Thanks to Bethesda we were able to get our hands on a demo of Wolfenstein II: The New Colossus. The demo consisted of two levels, the opening level of the game and one set further through the story. The introductory level is set on a stolen Nazi submarine where a newly awakened B.J. Blazkowicz (William) is confined to a wheelchair due to the injuries he sustained at the end of Wolfenstein: The New Order. The next playable level had us in the streets of Roswell, New Mexico.

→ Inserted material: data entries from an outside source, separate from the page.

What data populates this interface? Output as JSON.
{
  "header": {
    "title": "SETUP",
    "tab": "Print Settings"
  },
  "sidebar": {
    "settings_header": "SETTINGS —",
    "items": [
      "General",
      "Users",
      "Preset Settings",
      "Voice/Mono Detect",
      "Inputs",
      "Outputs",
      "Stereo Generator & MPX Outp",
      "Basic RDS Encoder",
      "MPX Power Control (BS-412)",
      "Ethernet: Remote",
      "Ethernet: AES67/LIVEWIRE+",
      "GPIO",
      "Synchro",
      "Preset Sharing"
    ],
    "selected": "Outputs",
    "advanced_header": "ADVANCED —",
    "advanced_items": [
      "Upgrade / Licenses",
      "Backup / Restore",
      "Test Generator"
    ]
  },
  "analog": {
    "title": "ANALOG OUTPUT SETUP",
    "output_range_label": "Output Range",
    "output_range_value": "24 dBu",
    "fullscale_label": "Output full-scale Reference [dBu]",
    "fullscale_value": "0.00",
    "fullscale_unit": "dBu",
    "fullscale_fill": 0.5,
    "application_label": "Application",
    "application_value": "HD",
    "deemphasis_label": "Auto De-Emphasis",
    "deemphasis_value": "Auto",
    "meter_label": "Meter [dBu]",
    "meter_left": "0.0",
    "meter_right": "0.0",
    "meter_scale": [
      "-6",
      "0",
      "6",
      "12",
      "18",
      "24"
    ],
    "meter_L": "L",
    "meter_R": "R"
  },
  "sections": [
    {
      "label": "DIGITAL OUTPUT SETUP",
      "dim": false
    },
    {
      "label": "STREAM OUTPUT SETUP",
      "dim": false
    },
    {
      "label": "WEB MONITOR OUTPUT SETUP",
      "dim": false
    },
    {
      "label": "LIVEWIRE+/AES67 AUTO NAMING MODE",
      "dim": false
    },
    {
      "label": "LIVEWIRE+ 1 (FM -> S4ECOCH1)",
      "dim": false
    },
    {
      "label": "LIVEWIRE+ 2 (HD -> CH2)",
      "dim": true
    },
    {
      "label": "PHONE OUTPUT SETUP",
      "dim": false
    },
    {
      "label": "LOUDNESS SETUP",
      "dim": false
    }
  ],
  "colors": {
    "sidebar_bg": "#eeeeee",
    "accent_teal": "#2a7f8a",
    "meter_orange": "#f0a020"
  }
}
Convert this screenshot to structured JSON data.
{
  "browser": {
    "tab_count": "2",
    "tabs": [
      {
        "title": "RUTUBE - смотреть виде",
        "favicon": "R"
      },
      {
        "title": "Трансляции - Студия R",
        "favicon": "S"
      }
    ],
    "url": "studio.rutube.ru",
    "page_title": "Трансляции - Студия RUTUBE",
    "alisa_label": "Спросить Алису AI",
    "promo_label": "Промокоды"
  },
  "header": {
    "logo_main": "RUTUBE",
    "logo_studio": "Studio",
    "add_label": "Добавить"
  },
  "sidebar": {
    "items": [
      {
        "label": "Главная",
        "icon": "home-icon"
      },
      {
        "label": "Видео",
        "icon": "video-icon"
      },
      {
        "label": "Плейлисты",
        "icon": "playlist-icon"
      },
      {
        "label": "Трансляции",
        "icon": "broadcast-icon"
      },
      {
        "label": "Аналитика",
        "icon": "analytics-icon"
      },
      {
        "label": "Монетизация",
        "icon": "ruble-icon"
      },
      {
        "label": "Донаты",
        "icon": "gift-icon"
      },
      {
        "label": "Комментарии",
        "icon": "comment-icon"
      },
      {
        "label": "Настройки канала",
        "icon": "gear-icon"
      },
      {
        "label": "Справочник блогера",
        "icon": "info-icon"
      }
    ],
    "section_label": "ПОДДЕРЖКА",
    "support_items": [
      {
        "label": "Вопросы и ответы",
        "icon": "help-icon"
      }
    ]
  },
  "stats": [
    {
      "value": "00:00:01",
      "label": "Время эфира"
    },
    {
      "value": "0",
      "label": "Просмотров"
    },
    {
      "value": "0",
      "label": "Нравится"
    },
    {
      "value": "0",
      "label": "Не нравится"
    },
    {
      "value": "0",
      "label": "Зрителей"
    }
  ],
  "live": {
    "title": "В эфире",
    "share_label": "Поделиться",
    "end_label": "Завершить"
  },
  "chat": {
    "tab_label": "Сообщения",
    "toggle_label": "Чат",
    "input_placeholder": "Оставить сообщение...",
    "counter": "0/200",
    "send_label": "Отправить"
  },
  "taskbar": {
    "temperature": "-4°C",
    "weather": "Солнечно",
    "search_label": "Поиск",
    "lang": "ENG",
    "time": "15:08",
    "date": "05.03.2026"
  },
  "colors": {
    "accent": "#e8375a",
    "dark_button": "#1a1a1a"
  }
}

In the first area Blazkowicz is confined to a wheelchair. Manoeuvring around the level is difficult yet strangely fun with restrictions set in place as to how the character can move – much like the beginning of Metal Gear 6, but better. William may be injured but he is not out in this sequel. After a coma of 5 months he is called into action when awoken to the General raining down hell on their ship. With a heavily pregnant wife and bound to a wheelchair he surrenders himself to the Nazi general who has brought her rather large daughter along just to humiliate her (who has a good heart despite her mother’s crass).
The interesting movement mechanic of the wheelchair makes you change how you think about moving around a Nazi base, using the giant machinery inside the engine to get around. The gimmick isn’t spoiled by being over-used either as it is confined to purely the first level.
It is worth mentioning that there is a huge distinction in difficulties separating the two levels playable during the preview, with the beginning level not much of a challenge and the other one seeming entirely unfair. The playability of the game itself is brought to question when balance is an issue. This may be subject to change before release and I hope they do tweak the difficulty as it was frustratingly challenging for everyone who took part that I spoke with. The respawn times are infuriatingly long as well, becoming longer with each death, but once again this may be altered before launch. The difficulty really ramps up and so does the intensity of the game.
One of the ways around the difficulty was by utilising the ease of melee kills. Melee kills are quick and have varied animations, but you are not immune to damage during those 2-4 seconds of animation. However, enemies don’t seem to attack if there is another enemy between you and them, so if lined up in a hallway it’s a quick way to get some kills and save a bit of ammo.
“The fantastic character work, storytelling and world building are a vast improvement over its predecessor…”
The game also looks great. Running in the new frostbite engine, used in 2016’s DOOM, the lighting and character models are able to match the tone perfectly. The fantastic character work, storytelling and world building are a vast improvement over its predecessor, with a bigger focus on fun and lightheartedness than The New Order. In terms of the storytelling there are some diverging timelines which feature some different characters, giving reason for multiple playthroughs.
The world painted in Wolfenstein is hilariously terrifying. Like a more intense Fallout with an emphasis on German assimilation of America by Nazis, and with a few KKK members sprinkled in. There is an immense amount of character built into these levels, with lives and stories playing out in real time all around you. The fear and oppression is evident in the face of every citizen. The forced teachings and harsh testings on the street, along with robots taking identification checks on the corners paints a scary picture of a life under the heel of the Fuehrer himself in Central “Amerika”, something that was only spoken of but not shown previously.
William is ready to stand for the resistance once again. With a boat full of nukes and a target location in New Mexico, Blazkowicz is ready to take down a Nazi experiment base focused on alien technology and anti gravity technology. Armed with a portable nuke, it’s time to infiltrate.
The game is an intense play and seems to be a great iteration of the series. If you are looking for a challenge and some fantastic storytelling and world-building then Wolfenstein II: The New Colossus seems like a safe bet.
Wolfenstein 2: The New Colossus launches on Xbox One, PlayStation 4 and Windows PC on October 27.